Italy’s president demanded guarantees Saturday that all the nation’s roads are safe following the Genoa highway bridge collapse, after he hugged and comforted mourners at a state funeral for many of the dead in the grieving port city.
Hours earlier, the toll from Tuesday’s bridge collapse unofficially surpassed 40 after the discovery of four more bodies.
Firefighter Stefano Zanut told Sky TG24 TV they had extracted from tons of broken concrete the crushed car of an Italian couple on vacation with their nine-year-old daughter.
Zanut said the last body pulled out of the wreckage was that of a young Italian man, an employee of Genoa’s trash company, who was working under the bridge when it collapsed. The man’s mother had refused to leave a tent set up a few hundred yards away from the rubble until his body was found.
Another victim, a Romanian truck driver, died in a Genoa hospital Saturday evening. He had suffered severe cranial and chest injuries. Doctors described Marian Rosca, 36, as the most severely injured survivor of Tuesday’s bridge collapse.
Before the state funeral ceremony began in a pavilion on Genoa’s fairgrounds, President Sergio Mattarella offered quiet words of comfort for the victims’ families. He then took his place with other Italian leaders, including Premier Giuseppe Conte and the transportation and infrastructure minister, in the cavernous hall.
Families of 19 of the dead had their loved ones’ coffins brought to the hall for the funeral mass led by Genoa’s archbishop, Cardinal Angelo Bagnasco.
Among the coffins were those of two young Albanian Muslim men who lived and worked in Italy. Their remains were blessed at the end of the Catholic service by a Genoa imam, who drew applause when he prayed for God to “protect Italy and all Italians.”
At other funerals elsewhere in Italy on Friday, angry mourners accused authorities of negligence and incompetence for failing to keep the bridge safe.

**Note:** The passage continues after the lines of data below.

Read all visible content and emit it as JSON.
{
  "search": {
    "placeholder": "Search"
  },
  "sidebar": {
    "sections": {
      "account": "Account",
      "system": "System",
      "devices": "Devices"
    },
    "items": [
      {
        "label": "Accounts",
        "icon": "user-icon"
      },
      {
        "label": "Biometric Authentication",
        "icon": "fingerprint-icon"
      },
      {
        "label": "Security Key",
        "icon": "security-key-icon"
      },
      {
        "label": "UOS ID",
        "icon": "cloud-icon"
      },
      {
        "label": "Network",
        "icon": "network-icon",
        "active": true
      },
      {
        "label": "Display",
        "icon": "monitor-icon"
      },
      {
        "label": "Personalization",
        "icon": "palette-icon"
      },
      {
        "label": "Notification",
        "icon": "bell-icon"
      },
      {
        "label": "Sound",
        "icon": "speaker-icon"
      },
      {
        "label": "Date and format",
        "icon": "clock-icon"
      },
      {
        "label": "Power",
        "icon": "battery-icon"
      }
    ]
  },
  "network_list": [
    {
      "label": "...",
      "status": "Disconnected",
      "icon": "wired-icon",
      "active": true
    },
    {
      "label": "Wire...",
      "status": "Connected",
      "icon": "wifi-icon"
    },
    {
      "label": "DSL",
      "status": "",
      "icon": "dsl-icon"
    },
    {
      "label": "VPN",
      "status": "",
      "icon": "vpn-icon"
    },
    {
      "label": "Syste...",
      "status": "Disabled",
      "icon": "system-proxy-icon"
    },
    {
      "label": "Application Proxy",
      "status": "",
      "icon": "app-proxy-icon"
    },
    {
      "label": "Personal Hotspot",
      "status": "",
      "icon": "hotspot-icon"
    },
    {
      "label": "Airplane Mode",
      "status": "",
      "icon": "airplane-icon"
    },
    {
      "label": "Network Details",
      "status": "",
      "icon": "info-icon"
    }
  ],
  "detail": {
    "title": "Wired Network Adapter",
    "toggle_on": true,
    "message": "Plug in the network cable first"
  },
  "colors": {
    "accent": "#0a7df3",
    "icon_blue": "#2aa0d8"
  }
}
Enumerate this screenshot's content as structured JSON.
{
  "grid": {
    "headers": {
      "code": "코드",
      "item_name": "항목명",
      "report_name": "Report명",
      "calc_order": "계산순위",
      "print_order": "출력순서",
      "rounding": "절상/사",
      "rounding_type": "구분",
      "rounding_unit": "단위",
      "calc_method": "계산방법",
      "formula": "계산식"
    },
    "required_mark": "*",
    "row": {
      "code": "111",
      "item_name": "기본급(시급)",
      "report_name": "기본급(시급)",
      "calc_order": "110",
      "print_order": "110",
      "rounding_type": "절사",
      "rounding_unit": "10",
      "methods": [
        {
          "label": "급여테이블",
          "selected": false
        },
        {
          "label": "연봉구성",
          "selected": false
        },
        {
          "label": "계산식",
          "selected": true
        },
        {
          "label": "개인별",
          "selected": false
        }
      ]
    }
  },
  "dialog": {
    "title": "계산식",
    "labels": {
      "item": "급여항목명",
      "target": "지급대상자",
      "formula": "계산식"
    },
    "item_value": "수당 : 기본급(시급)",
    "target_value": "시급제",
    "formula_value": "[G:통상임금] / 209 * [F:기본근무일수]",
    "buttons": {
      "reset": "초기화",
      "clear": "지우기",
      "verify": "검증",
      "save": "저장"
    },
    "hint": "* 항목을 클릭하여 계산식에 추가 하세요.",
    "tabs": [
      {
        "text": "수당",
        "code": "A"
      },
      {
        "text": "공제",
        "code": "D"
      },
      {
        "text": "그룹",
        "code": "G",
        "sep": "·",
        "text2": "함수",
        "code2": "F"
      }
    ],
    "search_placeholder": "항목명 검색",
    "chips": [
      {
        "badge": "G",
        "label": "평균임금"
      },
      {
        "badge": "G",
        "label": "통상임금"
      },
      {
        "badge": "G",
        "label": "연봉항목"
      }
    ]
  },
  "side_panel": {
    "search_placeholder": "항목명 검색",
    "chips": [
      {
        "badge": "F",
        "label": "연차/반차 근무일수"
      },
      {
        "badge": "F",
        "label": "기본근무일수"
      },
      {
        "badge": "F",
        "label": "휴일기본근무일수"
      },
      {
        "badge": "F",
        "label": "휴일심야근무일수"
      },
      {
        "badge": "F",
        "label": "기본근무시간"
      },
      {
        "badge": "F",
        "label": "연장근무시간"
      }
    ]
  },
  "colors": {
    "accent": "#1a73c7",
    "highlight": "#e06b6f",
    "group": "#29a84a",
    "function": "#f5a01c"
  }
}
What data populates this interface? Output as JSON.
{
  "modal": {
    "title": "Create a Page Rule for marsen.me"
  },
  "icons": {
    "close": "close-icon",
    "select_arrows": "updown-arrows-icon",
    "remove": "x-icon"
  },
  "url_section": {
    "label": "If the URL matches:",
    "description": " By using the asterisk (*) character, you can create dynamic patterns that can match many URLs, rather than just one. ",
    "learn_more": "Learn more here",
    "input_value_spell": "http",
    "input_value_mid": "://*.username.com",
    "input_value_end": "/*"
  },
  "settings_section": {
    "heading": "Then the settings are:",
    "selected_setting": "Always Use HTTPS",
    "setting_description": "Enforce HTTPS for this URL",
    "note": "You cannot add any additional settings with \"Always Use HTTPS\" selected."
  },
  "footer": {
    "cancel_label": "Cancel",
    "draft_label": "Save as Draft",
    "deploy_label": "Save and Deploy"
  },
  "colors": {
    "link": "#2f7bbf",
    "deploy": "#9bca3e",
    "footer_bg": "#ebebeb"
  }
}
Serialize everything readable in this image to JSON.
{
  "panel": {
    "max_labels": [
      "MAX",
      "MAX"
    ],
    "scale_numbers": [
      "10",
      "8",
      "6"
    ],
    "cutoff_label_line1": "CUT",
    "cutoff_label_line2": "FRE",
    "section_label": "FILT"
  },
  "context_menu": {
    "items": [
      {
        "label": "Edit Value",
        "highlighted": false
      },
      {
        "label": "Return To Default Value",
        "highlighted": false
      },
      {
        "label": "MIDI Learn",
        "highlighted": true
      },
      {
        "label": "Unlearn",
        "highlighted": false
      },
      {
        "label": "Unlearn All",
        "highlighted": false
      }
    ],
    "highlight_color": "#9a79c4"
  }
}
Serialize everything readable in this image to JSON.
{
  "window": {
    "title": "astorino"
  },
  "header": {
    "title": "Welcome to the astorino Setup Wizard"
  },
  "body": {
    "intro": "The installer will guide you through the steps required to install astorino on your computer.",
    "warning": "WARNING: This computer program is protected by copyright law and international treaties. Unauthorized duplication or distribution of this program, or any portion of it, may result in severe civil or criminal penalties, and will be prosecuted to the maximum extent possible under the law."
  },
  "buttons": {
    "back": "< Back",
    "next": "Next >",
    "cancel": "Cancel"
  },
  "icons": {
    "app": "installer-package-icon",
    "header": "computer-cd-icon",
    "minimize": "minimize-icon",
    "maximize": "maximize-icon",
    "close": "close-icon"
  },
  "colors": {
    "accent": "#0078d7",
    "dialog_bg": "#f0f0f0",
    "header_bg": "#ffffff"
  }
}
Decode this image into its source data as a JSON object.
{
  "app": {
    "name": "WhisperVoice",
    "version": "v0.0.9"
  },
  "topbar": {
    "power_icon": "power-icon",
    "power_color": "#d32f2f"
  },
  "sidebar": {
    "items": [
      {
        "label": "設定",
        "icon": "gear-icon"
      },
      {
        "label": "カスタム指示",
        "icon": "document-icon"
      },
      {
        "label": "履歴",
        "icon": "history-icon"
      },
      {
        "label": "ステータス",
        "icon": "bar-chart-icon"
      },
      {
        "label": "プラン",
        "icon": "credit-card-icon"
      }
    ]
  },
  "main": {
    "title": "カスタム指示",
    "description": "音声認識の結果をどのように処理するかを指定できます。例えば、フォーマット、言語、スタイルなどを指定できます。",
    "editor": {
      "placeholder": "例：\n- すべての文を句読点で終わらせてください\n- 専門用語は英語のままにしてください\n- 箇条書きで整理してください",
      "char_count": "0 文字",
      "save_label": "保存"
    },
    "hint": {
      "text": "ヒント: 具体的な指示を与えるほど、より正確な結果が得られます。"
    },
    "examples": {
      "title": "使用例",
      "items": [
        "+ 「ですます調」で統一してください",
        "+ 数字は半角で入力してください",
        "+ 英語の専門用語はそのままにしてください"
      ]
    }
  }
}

During the state funeral, applause rang out and many fought back tears as a prelate read out the first names of some 30 victims who have so far been identified. The mourners also applauded for Italian firefighters, police and volunteers for the civil protection department as they arrived.
Mattarella toured what’s left of the Morandi Bridge, which broke apart in a fierce rainstorm, sending a long stretch of roadbed crashing 45 metres into a dry river bed and near several apartment buildings. Those buildings have been evacuated and local authorities have said they will have to be demolished.
Mattarella didn’t speak at the funeral, held on a national day of mourning, but after the ceremony ended, he told reporters the bridge collapse “is an unacceptable tragedy.”
He called the funeral “a moment of grief, shared grief, by all of Italy” and demanded that “responsibility be ascertained with rigour” for the bridge’s collapse. Completed in 1967, it linked two major highways, one leading to Milan and the other toward France.
Prosecutors say they are focusing their probe on possible design flaws or inadequate maintenance.
The Italian highway company in charge of the Genoa highway bridge that collapsed says it can build a new bridge in eight months.
In his homily, the cardinal said the tragedy “gashed the heart of Genoa.”
“The initial disbelief and then the growing dimension of the catastrophe, the general bewilderment, the tumult of emotions, the pressing ‘Whys?’ have touched us yet again, and in a brutal way showed the inexorable fragility of the human condition,” Bagnasco said.
He encouraged citizens to show solidarity so “we can build new bridges to walk together” and rise above the tragedy. Bagnasco told the mourners that Pope Francis had called him Friday evening to express his closeness to all those suffering.
Also attending the mass were players and managers from the city’s two major league soccer teams, Genoa and Sampdoria. Their weekend matches were postponed out of respect for the dead.
The names of the dead were placed on each coffin before the altar. Photographs, flowers and on one coffin a signed sports jersey, a sports trophy and a stuffed animal added personal touches.
Players from a local team in Italy’s Serie D soccer, Campi Corniglianese, came to pay tribute to one of their own. Marius Djerri, 22, played for the team and was on his way to work for a cleaning company when the truck he was travelling in plunged into the abyss.
Team president Augustus Pintus recalled him as “a golden boy. Maybe not the strongest player on the pitch, but as a person, I would like all players to be like him.”
Source : cbc